About 35 years ago the TV series "Soap" was cancelled due to a well-organized threat of a sponsor boycott in response to an openly gay character on the show.
Earlier this week Phil Robertson, a star of "Duck Dynasty" and apparently an avowed Christian, was suspended by the A&E Network for making what some considered anti-gay remarks in an interview with GQ magazine.
The obvious contrast to your average culture warrior would be "See how society is becoming coarsened and hostile to religious faith." I have a different view, however: When you seek authority and money by turning people into scapegoats they or their allies will respond -- maybe not next month or next year, but they will respond eventually.
Folks may remember the very first anti-gay-rights campaign with singer and former Miss America runner-up Anita Bryant in 1977 in Miami as the focal point. After her side "won" she shared a long kiss with her then-husband and said, "This is how it's done, fellas." (Her marriage fell apart soon after that.)
From the outset I felt that the campaign displayed arrogance and focused on pushing folks around, which to me always contradicted Biblical principles; though I did and do believe that homosexual conduct is indeed sinful, in this instance I sided with the gay community. In a poem I wrote in 1979 and published in the high school newspaper, I warned that they'd be back, angry.
But a funny thing happened over time: The gay community actually gained sympathy. Perhaps because folks thought as I did that gays were being bullied. Perhaps gays were being more reasonable in their demands. Perhaps many of the people who were anti-gay began to get to know gays -- who may have been in their own families and even in churches.
By the 1990s things began to shift, with a local gay-rights organization disbanding about 20 years ago because it believed that its objectives had been reached. Today no one bats an eye at a "gay-straight alliance" in high schools in response to bullying of gay teens.
So when Robertson's interview was published, most of the resultant vitriol went against him. (Now, you can argue that the A&E Network was concerned only about the money it might lose if it didn't suspend him -- but then again, so was ABC in 1978.)
The point, however, is that too often Christians have isolated homosexuality as a particularly gross sin when the Bible doesn't even go that far. There's no indication that gays were ever considered an existential threat to society and culture; if anything, during the writing of the New Testament it was considered "normal" among Gentiles. (That's why Paul wrote to the early church saying that Christians should avoid it -- in essence, "We as believers don't want to be associated with that.")
That misunderstanding, and not merely contempt for the Christian faith, is what got Robertson in trouble.
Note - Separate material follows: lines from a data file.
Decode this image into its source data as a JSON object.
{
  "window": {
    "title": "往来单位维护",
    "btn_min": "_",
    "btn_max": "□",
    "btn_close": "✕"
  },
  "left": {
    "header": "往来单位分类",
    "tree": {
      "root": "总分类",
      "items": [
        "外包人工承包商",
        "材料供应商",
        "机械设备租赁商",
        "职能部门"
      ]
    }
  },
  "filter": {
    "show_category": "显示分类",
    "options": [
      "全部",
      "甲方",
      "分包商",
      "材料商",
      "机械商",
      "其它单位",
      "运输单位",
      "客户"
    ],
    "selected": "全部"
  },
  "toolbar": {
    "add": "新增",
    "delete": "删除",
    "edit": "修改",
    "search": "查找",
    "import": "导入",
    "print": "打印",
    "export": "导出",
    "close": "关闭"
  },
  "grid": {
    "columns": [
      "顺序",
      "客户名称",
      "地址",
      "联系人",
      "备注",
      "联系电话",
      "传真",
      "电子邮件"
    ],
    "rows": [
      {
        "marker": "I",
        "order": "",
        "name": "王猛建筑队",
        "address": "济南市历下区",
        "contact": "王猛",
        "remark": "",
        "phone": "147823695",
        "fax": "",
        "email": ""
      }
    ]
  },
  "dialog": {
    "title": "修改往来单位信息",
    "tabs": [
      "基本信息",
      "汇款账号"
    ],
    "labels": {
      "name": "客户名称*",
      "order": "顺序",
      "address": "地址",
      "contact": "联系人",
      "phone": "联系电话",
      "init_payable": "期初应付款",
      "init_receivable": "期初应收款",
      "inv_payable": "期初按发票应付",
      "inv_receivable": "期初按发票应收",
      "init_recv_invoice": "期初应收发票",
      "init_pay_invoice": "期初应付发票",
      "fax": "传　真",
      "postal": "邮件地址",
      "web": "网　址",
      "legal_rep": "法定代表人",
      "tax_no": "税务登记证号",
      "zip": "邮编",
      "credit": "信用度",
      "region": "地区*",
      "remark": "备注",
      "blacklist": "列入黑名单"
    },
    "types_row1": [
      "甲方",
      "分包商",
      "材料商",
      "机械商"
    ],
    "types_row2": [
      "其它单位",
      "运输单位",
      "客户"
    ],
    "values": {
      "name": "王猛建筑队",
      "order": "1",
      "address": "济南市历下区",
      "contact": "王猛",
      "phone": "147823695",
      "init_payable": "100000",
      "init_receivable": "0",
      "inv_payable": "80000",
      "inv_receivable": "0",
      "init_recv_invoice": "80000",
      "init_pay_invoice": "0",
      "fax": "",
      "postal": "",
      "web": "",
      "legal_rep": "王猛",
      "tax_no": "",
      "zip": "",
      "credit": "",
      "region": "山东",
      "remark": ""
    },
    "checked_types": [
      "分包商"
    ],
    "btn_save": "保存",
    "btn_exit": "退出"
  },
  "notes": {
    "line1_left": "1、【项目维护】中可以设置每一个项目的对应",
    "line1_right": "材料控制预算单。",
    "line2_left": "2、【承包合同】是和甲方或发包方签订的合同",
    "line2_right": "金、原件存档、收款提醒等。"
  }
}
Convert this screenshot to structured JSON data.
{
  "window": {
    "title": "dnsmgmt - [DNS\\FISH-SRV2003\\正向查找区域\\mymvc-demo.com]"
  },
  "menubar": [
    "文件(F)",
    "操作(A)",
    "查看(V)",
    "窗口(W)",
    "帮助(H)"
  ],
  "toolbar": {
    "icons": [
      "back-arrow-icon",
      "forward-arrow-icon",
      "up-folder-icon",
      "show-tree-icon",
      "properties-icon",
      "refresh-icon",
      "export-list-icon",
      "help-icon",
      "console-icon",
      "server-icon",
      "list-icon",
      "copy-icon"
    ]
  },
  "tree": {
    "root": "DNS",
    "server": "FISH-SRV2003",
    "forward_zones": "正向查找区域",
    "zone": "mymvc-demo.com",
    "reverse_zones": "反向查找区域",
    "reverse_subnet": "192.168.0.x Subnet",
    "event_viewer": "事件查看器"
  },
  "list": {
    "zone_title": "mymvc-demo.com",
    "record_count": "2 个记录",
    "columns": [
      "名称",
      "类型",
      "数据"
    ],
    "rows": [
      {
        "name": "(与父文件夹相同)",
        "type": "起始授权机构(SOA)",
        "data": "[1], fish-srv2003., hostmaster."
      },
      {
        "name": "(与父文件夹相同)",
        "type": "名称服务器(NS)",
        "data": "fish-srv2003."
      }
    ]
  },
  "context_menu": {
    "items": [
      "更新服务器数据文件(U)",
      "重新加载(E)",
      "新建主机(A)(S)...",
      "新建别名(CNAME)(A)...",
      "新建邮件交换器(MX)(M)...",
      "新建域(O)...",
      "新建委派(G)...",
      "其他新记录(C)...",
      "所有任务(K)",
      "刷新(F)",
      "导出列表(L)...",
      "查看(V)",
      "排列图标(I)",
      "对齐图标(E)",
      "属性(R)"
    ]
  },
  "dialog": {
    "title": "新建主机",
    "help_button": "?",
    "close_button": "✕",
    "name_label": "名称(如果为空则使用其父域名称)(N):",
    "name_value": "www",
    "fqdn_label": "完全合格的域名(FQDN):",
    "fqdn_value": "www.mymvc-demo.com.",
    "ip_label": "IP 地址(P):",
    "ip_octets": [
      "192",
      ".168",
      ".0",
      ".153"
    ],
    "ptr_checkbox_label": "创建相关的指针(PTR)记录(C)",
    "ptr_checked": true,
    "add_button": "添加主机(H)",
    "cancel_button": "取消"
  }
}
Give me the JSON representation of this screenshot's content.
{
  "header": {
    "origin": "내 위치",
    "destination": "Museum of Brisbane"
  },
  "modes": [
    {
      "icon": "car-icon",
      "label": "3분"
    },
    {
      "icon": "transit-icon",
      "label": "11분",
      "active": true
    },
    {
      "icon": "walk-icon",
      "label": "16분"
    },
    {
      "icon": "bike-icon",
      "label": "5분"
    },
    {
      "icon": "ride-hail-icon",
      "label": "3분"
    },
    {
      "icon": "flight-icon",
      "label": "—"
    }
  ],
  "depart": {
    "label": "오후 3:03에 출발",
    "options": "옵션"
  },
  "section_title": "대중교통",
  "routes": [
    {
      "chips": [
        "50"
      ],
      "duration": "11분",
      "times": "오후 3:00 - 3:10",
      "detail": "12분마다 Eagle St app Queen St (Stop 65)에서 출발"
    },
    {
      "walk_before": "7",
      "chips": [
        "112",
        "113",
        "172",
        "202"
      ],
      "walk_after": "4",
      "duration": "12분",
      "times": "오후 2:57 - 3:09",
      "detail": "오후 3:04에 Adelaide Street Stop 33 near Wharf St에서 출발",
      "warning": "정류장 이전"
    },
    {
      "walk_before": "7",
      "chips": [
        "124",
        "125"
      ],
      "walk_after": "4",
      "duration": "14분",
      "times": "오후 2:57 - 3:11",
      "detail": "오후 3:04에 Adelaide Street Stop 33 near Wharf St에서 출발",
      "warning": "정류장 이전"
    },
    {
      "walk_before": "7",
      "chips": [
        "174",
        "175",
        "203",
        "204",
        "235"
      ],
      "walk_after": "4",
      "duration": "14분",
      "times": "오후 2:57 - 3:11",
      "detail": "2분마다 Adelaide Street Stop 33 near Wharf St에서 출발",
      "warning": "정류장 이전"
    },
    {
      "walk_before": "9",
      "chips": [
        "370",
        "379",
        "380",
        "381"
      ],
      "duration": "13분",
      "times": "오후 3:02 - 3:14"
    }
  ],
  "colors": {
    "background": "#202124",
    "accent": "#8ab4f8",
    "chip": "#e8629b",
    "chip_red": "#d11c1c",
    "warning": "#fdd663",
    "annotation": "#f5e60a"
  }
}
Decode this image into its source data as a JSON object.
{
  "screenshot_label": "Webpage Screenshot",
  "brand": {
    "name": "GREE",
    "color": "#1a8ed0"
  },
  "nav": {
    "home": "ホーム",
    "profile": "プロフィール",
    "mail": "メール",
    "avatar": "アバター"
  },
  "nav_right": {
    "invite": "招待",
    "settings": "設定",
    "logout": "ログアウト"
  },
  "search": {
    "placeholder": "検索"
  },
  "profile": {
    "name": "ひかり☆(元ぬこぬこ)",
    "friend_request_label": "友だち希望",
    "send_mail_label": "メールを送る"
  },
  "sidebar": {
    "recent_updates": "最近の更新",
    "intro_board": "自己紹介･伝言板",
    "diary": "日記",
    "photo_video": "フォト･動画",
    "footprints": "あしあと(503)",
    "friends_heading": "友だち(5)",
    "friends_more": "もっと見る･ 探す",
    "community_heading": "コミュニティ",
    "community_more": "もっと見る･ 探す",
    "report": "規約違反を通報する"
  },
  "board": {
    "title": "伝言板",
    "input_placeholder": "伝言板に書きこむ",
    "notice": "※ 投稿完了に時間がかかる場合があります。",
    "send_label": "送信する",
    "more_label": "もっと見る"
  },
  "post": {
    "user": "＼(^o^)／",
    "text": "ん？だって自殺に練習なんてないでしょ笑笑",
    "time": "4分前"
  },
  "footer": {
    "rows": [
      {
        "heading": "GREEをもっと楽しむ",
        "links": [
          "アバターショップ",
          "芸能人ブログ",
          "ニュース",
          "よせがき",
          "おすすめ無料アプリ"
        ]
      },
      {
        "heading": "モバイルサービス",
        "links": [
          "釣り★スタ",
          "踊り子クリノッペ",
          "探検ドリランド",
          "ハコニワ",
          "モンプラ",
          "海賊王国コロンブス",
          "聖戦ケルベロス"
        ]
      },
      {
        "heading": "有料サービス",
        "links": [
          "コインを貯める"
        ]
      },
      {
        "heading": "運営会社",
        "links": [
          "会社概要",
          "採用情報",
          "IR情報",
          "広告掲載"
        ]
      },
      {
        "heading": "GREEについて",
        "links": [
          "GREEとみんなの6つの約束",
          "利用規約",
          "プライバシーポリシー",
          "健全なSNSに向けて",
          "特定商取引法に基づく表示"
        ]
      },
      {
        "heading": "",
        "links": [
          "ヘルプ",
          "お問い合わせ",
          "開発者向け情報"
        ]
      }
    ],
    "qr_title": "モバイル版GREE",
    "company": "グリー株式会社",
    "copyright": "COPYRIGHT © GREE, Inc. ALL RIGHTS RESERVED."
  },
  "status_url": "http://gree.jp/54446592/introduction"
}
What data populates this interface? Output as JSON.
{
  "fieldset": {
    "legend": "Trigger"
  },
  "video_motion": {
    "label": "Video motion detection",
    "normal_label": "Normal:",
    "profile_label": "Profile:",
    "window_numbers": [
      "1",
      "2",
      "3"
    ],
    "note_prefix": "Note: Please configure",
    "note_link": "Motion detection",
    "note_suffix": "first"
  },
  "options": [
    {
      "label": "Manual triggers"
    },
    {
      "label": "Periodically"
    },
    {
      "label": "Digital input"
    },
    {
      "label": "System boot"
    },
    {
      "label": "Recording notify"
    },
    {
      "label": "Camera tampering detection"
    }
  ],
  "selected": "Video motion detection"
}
I think we need to rethink the entire enterprise -- and get it right.